*** Opening DATA RECORDS ***

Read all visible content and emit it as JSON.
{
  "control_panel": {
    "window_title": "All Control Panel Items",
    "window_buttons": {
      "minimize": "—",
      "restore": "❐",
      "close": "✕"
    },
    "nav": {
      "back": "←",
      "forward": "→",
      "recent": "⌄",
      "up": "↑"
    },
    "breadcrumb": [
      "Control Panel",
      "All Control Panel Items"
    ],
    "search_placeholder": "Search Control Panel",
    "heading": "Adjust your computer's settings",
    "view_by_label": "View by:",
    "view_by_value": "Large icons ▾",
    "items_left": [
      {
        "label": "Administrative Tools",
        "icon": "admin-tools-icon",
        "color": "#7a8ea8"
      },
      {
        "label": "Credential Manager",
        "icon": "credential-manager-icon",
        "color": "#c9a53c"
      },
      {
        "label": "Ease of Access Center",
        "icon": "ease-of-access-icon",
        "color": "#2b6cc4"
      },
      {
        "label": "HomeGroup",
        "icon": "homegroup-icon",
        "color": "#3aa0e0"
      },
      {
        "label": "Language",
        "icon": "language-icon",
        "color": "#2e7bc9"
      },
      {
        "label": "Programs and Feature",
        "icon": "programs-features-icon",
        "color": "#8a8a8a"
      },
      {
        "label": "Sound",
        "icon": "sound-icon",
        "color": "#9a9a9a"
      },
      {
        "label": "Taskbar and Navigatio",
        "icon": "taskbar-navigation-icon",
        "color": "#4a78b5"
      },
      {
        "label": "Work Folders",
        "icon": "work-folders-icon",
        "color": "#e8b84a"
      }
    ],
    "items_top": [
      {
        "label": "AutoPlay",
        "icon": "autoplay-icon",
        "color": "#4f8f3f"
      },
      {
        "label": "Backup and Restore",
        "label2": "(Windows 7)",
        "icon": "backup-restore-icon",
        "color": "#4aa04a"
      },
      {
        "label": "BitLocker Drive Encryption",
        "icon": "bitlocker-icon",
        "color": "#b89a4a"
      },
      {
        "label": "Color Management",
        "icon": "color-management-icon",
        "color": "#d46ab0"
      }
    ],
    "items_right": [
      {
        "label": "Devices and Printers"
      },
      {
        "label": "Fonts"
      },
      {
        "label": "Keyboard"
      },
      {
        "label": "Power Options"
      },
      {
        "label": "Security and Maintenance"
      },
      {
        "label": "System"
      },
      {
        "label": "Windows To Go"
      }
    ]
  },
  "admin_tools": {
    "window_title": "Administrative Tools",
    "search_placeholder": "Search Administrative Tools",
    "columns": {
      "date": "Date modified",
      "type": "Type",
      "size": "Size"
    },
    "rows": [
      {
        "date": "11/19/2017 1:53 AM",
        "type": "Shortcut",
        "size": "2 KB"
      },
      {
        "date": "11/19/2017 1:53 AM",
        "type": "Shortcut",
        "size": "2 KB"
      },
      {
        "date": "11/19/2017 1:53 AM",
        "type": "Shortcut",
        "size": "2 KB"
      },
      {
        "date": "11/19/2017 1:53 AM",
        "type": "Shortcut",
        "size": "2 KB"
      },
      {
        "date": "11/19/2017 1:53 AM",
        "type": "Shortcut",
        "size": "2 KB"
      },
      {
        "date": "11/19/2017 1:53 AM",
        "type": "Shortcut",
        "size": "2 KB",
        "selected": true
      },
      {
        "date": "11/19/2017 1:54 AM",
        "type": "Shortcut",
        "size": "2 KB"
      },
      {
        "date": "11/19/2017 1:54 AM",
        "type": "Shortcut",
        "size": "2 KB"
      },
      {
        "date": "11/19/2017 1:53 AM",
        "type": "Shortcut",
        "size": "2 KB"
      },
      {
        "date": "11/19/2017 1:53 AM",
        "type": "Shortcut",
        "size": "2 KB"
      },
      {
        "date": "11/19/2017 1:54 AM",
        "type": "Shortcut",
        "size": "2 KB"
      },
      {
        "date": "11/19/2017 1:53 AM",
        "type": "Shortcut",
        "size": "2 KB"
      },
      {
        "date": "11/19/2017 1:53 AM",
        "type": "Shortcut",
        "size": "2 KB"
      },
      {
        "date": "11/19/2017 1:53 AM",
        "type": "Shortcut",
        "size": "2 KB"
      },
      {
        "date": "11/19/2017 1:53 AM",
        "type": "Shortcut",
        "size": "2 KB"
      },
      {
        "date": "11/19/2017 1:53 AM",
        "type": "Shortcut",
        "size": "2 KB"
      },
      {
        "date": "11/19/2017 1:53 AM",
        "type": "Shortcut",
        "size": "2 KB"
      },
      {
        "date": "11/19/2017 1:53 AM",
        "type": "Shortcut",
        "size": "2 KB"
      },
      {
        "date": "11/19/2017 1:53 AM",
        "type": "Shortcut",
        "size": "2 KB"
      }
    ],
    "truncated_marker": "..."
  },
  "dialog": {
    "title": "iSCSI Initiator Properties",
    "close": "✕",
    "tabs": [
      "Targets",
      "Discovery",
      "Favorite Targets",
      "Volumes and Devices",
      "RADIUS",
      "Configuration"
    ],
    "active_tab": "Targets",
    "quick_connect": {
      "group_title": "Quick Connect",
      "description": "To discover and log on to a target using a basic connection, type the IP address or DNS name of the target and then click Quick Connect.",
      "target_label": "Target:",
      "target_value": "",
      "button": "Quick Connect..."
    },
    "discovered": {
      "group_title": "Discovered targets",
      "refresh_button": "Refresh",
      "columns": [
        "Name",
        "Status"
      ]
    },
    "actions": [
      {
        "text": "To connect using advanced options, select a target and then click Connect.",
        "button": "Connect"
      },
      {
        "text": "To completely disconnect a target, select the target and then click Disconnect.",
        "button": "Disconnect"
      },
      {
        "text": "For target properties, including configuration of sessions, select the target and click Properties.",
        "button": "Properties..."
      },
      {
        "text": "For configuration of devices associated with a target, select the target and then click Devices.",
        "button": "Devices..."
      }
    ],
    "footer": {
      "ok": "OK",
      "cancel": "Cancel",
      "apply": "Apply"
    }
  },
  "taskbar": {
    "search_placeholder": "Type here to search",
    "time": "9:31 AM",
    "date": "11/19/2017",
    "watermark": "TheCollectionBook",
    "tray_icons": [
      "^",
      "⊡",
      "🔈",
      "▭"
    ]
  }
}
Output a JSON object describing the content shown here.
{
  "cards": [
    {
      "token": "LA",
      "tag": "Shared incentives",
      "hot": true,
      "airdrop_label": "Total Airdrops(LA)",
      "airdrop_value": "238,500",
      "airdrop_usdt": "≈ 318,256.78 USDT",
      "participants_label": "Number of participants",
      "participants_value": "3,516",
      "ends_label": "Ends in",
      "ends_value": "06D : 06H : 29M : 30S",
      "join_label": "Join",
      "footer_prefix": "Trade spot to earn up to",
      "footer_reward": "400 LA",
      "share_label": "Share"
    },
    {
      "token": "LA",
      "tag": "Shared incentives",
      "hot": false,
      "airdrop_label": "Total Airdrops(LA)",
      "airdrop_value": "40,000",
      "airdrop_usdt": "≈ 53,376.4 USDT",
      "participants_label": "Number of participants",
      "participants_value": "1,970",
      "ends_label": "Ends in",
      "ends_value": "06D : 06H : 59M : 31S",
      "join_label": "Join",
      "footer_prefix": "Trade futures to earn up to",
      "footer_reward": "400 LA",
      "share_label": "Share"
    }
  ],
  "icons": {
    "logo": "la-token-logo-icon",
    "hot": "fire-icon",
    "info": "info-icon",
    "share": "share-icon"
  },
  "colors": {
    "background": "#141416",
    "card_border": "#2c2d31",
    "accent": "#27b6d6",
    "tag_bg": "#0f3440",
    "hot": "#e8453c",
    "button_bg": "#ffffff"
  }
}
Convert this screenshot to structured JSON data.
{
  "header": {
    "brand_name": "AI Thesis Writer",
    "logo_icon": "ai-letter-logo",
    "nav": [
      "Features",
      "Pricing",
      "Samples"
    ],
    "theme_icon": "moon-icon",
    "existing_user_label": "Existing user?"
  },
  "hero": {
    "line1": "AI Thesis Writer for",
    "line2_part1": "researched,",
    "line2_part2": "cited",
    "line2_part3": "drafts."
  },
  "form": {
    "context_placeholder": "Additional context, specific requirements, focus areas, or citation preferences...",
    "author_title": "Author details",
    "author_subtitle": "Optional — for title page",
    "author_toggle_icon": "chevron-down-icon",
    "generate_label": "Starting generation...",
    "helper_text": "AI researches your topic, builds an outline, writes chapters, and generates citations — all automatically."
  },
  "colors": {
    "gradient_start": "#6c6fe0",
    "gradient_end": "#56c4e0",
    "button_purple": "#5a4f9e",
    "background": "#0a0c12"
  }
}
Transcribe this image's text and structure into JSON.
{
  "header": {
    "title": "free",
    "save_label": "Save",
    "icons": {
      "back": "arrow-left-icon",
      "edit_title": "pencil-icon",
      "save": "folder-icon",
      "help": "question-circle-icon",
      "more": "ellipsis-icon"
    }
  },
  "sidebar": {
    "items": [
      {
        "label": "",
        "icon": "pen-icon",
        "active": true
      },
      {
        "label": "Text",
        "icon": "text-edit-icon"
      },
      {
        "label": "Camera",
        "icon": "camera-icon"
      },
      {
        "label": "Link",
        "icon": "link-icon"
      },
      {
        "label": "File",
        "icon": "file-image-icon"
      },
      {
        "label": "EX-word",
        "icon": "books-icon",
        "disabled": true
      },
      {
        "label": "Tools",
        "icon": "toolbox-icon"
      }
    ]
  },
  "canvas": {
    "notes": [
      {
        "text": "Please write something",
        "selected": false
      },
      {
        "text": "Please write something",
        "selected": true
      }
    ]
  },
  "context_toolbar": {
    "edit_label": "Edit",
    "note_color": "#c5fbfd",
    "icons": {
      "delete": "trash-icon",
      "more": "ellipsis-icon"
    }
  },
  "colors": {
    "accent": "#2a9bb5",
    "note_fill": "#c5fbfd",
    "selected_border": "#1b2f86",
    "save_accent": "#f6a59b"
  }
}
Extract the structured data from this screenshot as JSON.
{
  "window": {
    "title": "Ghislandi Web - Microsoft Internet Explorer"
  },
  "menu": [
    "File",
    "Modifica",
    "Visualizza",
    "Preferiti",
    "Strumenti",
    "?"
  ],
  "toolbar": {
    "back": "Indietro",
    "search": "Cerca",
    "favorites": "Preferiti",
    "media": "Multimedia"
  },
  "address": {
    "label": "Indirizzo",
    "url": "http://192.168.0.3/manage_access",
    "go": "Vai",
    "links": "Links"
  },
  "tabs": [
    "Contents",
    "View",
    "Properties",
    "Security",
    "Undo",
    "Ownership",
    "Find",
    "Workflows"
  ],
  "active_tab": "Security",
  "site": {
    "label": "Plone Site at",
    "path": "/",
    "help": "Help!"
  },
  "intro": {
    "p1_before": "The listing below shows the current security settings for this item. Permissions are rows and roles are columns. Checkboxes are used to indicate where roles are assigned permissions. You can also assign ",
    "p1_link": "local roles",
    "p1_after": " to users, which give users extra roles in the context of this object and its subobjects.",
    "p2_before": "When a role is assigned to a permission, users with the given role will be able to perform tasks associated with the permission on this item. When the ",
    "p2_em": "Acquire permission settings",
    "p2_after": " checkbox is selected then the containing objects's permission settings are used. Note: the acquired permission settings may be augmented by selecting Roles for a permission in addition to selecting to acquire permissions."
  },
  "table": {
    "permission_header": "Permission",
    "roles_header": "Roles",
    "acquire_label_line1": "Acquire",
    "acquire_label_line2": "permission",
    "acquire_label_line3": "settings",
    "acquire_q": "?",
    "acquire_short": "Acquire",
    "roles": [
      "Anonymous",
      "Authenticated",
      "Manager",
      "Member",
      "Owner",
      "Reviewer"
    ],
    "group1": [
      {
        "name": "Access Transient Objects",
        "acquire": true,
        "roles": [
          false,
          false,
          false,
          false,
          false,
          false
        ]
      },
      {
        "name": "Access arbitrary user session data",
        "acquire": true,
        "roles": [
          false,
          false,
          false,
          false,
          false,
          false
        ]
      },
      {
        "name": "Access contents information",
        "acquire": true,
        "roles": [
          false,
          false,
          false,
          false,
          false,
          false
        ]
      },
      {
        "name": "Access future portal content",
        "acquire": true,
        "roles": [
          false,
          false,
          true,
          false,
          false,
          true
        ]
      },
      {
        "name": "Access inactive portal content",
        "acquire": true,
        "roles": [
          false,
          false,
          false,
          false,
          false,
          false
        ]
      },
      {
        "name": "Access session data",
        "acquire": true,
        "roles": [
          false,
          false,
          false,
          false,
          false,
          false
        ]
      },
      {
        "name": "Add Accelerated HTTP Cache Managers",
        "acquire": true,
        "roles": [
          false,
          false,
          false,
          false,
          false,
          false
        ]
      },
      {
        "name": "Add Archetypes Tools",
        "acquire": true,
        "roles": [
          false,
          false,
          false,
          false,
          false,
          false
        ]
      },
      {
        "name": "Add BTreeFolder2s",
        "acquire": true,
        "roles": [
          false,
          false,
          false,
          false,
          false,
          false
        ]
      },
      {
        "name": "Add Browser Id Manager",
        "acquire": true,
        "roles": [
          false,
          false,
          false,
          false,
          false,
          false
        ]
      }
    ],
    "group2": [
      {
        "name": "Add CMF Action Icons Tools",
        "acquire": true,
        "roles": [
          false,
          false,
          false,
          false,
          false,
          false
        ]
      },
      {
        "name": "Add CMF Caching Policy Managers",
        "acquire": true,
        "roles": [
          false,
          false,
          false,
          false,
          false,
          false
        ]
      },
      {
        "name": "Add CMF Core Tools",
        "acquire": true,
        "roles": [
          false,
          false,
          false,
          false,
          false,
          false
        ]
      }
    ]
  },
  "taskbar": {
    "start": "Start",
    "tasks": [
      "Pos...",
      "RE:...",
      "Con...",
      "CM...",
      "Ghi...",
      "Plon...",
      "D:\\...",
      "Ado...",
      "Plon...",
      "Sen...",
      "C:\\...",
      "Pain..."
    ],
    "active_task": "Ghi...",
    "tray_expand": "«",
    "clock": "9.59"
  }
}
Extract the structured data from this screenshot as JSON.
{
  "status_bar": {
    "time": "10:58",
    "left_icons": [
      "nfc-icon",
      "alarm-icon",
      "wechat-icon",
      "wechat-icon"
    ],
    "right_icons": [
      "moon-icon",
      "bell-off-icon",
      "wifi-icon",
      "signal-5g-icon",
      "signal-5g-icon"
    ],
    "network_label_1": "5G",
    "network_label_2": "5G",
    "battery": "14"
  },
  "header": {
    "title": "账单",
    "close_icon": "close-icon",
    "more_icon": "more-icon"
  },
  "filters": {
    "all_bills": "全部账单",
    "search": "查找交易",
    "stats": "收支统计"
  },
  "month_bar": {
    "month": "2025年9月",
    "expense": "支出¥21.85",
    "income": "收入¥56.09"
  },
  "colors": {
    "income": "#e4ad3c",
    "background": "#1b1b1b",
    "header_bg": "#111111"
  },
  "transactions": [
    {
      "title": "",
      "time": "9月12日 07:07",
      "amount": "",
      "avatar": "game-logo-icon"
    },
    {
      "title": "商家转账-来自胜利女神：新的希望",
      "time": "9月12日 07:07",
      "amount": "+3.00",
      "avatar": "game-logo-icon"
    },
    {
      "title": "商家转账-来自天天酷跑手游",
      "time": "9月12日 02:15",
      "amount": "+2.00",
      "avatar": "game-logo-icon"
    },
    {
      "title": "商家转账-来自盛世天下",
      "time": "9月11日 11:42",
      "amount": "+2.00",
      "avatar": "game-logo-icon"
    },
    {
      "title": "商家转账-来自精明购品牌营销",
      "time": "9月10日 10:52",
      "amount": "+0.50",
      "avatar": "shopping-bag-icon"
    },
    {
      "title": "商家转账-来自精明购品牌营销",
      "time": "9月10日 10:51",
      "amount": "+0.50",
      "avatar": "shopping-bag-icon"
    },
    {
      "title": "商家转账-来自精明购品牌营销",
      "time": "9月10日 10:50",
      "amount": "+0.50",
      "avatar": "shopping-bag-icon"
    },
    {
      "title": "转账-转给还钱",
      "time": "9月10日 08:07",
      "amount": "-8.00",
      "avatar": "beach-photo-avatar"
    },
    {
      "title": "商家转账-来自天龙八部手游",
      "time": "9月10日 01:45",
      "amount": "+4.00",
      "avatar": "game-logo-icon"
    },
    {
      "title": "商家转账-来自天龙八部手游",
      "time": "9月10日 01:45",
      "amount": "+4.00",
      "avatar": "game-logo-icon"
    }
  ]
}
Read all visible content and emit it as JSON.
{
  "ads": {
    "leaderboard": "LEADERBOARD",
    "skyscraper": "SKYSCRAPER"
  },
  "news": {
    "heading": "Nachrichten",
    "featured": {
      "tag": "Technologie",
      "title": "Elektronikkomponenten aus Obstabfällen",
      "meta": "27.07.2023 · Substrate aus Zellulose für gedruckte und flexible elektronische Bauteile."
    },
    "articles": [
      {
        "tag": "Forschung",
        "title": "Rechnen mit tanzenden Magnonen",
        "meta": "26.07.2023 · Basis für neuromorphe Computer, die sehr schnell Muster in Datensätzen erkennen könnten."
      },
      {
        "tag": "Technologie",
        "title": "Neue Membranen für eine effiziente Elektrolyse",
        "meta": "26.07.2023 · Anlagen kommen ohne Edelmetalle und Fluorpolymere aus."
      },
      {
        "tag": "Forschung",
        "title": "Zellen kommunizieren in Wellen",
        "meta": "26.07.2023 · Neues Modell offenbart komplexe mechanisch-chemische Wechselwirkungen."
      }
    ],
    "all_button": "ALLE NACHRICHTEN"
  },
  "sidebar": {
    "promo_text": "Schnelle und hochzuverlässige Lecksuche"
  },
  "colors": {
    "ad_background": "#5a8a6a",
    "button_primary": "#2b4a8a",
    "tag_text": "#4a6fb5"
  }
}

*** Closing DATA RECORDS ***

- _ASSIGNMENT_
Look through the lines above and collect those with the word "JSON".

- _SOLUTION FOR THIS EXERCISE_
Read all visible content and emit it as JSON.
Output a JSON object describing the content shown here.
Convert this screenshot to structured JSON data.
Transcribe this image's text and structure into JSON.
Extract the structured data from this screenshot as JSON.
Extract the structured data from this screenshot as JSON.
Read all visible content and emit it as JSON.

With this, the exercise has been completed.